We were also lucky enough to actually pick the brains of some of the top foley artists in Canada, including Andy Malcom. He has a farm in Ontario with a huge sound studio that has every single kind of material that you might need. We were asking him about horror sounds and he shared one cool trick that we used in the film: if you roll up rigatoni noodles inside of a deer hide shammy and crack it, it makes the most satisfying bone-crunching sound. I love sound and I was just geeking out for hours crunching up that rigatoni.

Can you describe the process of discovering unique sounds?

You generally discover by experimenting. You get an object like a fruit and you just do so many different things to it and just listen with your eyes closed and figure it out. There are so many different textures to fruit. When you’re working with regular objects you don’t have the softness and juiciness that you get with fruit, so you can do a lot more. 

For Something Undone we planned our shots in advance so we knew what kind of materials to start with, but the sound experts told us that when they are discovering original sounds, they find a regular object and just kind of tinker with it and use it in completely unorthodox ways.

Do you have a favourite food sound?

My favourite food sound was the tomato. I think when we were creating and writing the piece, that was the one that really stuck in our minds' eye–the squish of a tomato and how gross and satisfying it is at the same time and how if you use your imagination it can be not just a horror sound but so many other different things too. 

The most fun one to do though–and I feel bad about this–was stabbing the chicken. 

What kind of food is on your ideal craft table?

We talked about this ad nauseam on set because a set invariably becomes really stressful, so craft is hugely important. You never have enough time, you’re working long hours, and you’re trying to maintain a sustained focus between shots. People are constantly heading to craft to get fuel and recharge, so I want to say the ideal table is something full of healthy food that will keep your energy going, but really, at the end of the day all you want is sugar, carbs, and hot comfort food. 

My co-producer Mike Musi actually took it upon himself to basically micromanage the craft room, catering, and hot substantials because he knows how much it can either lift the crew’s spirits or ruin their day. We were asking a lot of the crew so making sure they had the food they wanted was a priority of ours, and the thing the crew wants the most is meat. They work really long hours and they want a substantial amount of meat and protein to keep them going.

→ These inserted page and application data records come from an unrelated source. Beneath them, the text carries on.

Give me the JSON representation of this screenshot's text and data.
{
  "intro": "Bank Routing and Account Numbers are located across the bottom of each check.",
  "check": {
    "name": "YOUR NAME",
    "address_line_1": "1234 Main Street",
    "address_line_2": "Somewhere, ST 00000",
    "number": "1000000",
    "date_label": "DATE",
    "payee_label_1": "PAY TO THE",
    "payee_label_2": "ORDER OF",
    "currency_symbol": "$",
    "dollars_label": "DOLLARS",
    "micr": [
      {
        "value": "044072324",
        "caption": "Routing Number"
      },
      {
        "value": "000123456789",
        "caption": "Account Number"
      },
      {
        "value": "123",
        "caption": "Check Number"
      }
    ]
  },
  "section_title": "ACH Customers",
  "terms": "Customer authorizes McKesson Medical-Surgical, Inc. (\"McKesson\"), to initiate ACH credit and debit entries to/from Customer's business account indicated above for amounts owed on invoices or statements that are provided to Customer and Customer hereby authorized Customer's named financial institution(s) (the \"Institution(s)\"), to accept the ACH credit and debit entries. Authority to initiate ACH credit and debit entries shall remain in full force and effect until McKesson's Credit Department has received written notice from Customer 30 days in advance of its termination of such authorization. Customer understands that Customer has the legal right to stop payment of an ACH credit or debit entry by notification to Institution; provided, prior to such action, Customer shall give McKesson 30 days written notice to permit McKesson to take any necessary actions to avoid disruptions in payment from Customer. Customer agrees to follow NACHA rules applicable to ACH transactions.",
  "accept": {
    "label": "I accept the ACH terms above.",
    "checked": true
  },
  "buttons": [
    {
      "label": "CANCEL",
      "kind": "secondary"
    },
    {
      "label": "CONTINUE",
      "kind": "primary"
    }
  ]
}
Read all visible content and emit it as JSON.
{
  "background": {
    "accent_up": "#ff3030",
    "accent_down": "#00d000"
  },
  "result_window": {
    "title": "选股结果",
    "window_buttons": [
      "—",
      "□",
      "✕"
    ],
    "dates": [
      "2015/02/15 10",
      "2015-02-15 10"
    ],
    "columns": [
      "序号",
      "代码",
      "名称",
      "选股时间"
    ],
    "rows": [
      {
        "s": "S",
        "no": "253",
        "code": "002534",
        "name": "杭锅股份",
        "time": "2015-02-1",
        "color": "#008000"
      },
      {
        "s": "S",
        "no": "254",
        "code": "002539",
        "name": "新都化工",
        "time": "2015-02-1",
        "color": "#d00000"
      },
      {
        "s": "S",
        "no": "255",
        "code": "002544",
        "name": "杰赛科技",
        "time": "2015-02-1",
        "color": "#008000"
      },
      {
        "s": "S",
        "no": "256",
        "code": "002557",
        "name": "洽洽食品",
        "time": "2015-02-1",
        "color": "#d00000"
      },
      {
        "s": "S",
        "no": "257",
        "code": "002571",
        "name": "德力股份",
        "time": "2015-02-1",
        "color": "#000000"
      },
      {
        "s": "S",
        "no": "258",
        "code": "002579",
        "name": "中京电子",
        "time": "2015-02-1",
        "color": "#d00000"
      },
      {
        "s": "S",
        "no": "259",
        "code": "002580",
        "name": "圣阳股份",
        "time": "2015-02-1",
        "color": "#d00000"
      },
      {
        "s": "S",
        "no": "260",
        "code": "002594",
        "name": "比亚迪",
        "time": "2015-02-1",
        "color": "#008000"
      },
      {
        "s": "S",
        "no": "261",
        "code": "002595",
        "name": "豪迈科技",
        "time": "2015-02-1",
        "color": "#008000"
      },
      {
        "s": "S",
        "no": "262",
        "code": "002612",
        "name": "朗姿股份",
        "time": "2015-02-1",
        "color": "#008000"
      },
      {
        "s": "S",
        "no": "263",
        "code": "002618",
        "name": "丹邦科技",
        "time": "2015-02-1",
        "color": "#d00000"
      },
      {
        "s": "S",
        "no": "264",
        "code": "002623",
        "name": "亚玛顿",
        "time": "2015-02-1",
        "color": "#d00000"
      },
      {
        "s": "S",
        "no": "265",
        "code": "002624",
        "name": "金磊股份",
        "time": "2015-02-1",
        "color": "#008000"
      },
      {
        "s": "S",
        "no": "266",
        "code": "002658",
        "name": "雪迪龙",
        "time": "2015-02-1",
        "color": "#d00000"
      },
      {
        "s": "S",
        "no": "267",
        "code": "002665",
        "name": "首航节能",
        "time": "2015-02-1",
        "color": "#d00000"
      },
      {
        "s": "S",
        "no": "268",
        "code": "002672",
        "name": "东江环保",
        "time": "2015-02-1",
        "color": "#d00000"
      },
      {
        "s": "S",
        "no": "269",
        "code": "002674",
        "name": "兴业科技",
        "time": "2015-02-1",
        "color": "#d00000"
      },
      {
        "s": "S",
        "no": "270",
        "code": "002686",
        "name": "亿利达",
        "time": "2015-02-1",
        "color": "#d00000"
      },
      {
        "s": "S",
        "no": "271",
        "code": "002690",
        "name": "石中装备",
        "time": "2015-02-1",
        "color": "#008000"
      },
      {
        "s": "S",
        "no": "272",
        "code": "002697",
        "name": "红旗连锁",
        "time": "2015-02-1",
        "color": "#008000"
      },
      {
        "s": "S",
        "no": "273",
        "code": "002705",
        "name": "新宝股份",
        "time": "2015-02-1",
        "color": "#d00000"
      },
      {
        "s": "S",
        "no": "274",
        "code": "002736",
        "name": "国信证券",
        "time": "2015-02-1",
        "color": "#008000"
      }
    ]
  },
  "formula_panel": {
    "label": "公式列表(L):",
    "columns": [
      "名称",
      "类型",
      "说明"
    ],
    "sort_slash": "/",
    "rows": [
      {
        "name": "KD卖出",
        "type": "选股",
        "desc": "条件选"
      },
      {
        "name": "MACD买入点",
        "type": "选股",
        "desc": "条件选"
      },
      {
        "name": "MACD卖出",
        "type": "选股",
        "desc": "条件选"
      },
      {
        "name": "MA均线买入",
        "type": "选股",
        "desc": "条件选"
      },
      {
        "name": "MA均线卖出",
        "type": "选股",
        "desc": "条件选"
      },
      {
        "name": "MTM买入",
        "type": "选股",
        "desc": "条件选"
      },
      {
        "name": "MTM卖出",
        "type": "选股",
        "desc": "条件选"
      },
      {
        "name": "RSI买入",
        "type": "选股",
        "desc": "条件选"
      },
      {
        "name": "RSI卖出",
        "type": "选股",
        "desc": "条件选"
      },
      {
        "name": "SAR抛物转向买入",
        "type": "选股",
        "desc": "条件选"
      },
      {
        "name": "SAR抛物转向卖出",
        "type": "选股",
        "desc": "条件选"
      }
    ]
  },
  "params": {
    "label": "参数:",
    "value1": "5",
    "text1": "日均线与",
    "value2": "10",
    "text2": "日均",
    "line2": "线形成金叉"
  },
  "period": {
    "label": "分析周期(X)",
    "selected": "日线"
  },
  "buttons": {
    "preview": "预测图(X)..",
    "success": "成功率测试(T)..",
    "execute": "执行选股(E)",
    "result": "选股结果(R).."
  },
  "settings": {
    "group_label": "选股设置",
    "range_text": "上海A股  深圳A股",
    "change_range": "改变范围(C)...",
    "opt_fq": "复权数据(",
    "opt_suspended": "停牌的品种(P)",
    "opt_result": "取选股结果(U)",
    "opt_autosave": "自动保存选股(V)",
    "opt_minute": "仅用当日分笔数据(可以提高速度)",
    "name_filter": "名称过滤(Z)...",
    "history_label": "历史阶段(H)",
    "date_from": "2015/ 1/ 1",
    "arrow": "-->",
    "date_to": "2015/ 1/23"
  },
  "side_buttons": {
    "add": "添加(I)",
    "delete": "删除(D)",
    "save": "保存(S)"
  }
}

Where is your favourite place to go for breakfast in Toronto?

Avling in Leslieville. It’s easy to mess up something as simple as a breakfast sandwich and hard to get it perfect. Avling, an amazing ethical and circular-farming-focused restaurant and brewery hits the mark with a sammy that’s almost entirely made in house.

They have an in-house butcher crafting the delicious pork patty, an in-house baker whipping up fresh and fluffy muffins, and a rooftop garden to provide their seasonal veg.

Stick around and try the best beer in the city—and a hot breton cake if you know what’s up—and enjoy the award-winning interior design.


Famiglia Baldassarre is insane. These guys are Italian from Montreal (read: real deal) and operate a pasta factory out of the West End that opens up for lunch on the weekdays.

Counter service and only a handful of tables makes this feel like a secret only you know—despite the lines—and you CANNOT beat pasta going from their hands to your mouth (basically).

Save room for the fresh burrata and sliced proshut. Simply perfect.


I’ve probably spent more nights at Union Restaurant on Ossington than I have at home.

The food—simple french made with high-quality local ingredients—is consistently excellent and the half-price wine Mondays make me very happy. It has a cozy, bistro interior with a cute back garden and friendly staff, so a great vibe.

Often when I want to try something new I end up thinking of their tartare, fries, and goat cheese salad and I think, “why change a good thing?”


If you like a good “dive” and excellent people-watching, check out Ronnie’s Local in Kensington Market. In the summer they have a big patio in the sun and plenty of beer. It’s just a good time.